By contrast, among the 975 patients randomized to have their prescriptions automatically sent to pharmacies, who then received a phone call from the pharmacist to discuss, 31% had a new statin prescription initiated, as opposed to just 15.2% of patients assigned to usual care (OR 2.22; 95% CI 1.47-3.37). Moreover, 24.8% in the intervention group received an appropriate statin dose, as compared with just 7.7% in the usual care arm (OR 6.79; 95% CI 4.00-11.53).
Benjamin Scirica, MD (Brigham and Women's Hospital, Boston, MA), the scheduled discussant following Fanaroff’s presentation, congratulated the authors for an “outstanding” implementation study. He noted that 20 years after studies first established the role of higher intensity statins, along with guideline support, “we still have incredible clinical inertia.”
There are multiple barriers to implementation, Scirica acknowledged, including healthcare system problems, institutional problems, clinical complexity, and patient misconceptions. “But much of it does center on the misalignment with policy incentives, financing, or system priorities [as well as] the high cost and complexity of disease, inadequate infrastructure or personnel to deliver interventions, regional disparities in resources, and heterogeneous response according to different populations,” he commented.
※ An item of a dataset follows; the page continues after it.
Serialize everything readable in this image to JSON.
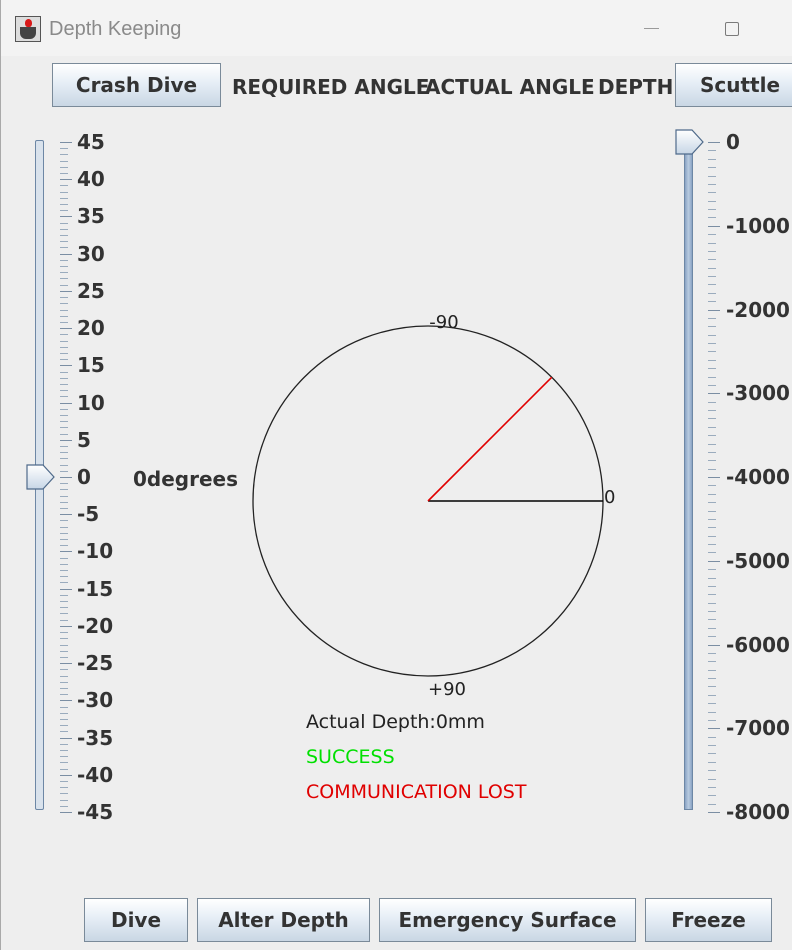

Too often, he added, there’s an engrained sense that “it has to be the doctor who is the only one who can change that.”
Whereas the pharmacist-centered intervention was more complicated and likely more costly than the EHR nudges, “it’s able to personalize treatment at scale,” said Scirica.
But more needs to be done, he concluded, a nod to the fact that the majority of patients in SUPER LIPID never ended up on a statin. “Implementation science is hard,” he said. “True change requires creative and multifaceted strategies . . . and must include system-wide efforts of team-based care.”
Speaking with TCTMD, Fanaroff characterized the 17% gains in appropriately dosed statin prescribing in this trial as “the easiest 17%” to get, because physicians were willing and able to sign the orders and patients were willing and able to get the prescriptions. The “next easiest,” he predicted will be the 25% of physicians who, for whatever reason, didn’t sign the orders for the prescriptions to get in the hands of the pharmacists. He hopes this study will do some good in showing skeptical physicians who may be reluctant to hand this aspect of their jobs off to pharmacies that this can indeed work well.
“There's this idea that physicians should take care of their patients,” he said. “But it's not a failure on anybody's part to give this little bit out to other members of the care team, or to partner with other members of the care team.”
The more challenging percentage to reach is the patients who never picked up the phone when the pharmacist called, who did but refused to get a prescription, or who had a contradiction to a statin from the get-go.
In these cases, conversations and therapies are really going to need to be personalized, Fanaroff said. “To move the needle beyond the 17-percentage point increase that we saw is going to take more work, and it's going to have to be a higher touch process.”
Fanaroff AC. Two Randomized Controlled Trials of Nudges to Encourage Referrals to Centralized Pharmacy Services for Evidence-Based Statin Initiation in High-Risk Patients: The SUPER LIPID Program. Presented at: AHA 2023. November 13, 2023. Philadelphia, PA.
- SUPER LIPID was funded by a National Institutes of Health Clinical and Translational Science Award with additional funding from Penn Medicine.